> Required work:
Report all lines in the records that hold the string "quantity".

====== Available data

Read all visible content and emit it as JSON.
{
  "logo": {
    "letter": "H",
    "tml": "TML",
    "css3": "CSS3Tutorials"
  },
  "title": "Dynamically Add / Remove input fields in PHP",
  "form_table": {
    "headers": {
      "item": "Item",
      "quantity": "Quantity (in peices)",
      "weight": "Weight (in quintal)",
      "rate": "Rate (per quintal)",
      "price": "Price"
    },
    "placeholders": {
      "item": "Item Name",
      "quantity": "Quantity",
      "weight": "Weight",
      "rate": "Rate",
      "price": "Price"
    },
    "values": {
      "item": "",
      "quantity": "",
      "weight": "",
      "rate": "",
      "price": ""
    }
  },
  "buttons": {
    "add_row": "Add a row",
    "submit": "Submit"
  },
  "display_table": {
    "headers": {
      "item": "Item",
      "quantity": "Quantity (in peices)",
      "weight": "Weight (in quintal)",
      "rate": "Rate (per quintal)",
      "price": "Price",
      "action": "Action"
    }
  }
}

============
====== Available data

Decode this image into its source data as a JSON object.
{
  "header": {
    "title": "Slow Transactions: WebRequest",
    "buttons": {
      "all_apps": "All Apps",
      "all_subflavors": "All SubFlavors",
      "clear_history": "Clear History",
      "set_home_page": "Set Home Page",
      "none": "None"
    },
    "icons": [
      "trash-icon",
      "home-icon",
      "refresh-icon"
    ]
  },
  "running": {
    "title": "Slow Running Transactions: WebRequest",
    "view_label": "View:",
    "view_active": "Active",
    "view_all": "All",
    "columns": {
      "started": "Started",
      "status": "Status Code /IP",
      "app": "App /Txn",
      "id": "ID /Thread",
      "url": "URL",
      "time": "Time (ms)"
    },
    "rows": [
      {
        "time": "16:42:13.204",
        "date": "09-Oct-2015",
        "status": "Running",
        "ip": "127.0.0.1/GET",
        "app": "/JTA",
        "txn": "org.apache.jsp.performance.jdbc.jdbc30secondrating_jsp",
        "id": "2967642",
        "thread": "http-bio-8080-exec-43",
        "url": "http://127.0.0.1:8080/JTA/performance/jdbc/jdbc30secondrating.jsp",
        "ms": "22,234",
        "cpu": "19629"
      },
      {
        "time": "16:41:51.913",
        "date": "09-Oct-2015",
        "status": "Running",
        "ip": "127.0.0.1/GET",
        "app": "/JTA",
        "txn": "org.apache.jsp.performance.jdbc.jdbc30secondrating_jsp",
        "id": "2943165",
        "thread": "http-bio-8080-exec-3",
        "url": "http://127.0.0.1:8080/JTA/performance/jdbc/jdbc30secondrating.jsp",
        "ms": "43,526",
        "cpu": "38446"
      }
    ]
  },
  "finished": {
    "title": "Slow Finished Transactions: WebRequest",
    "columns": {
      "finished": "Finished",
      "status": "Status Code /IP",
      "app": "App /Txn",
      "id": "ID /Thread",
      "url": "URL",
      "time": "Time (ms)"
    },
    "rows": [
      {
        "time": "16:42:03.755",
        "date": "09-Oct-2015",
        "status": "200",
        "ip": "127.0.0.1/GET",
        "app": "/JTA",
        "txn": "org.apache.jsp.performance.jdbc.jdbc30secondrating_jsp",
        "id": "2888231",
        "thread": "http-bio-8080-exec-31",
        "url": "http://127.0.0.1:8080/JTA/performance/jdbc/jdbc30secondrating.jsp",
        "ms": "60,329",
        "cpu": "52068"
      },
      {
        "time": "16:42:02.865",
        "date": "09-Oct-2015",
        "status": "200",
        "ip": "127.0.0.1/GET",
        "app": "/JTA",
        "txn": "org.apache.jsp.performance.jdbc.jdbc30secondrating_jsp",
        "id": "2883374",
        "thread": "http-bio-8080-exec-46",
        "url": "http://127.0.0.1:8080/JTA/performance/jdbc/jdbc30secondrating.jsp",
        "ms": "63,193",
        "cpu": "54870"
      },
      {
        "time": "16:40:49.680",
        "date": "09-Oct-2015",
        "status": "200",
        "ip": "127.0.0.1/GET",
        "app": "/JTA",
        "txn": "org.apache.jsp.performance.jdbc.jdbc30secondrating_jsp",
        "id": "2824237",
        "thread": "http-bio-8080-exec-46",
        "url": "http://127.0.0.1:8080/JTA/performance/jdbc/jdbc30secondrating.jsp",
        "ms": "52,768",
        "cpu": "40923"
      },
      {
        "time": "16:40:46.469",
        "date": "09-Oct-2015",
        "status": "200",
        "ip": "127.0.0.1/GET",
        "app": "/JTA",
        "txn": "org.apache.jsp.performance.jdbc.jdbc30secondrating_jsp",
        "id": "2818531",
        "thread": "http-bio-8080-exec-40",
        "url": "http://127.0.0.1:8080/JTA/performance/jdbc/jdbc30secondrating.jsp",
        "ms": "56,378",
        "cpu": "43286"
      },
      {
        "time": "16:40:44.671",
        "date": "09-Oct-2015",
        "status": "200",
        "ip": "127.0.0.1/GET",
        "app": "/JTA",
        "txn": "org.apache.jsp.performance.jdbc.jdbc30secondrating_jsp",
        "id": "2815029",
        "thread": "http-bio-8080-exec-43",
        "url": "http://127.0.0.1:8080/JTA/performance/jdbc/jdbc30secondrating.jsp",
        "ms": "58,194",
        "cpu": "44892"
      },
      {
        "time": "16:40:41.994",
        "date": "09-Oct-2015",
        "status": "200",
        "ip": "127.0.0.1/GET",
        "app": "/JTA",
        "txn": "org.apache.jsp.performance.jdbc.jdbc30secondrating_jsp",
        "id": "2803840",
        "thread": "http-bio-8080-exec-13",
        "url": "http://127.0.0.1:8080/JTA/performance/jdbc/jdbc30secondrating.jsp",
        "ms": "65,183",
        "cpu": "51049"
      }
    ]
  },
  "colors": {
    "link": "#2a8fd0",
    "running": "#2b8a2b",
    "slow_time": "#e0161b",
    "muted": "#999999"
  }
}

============

> Answer box:
      "quantity": "Quantity (in peices)",
      "quantity": "Quantity",
      "quantity": "",
      "quantity": "Quantity (in peices)",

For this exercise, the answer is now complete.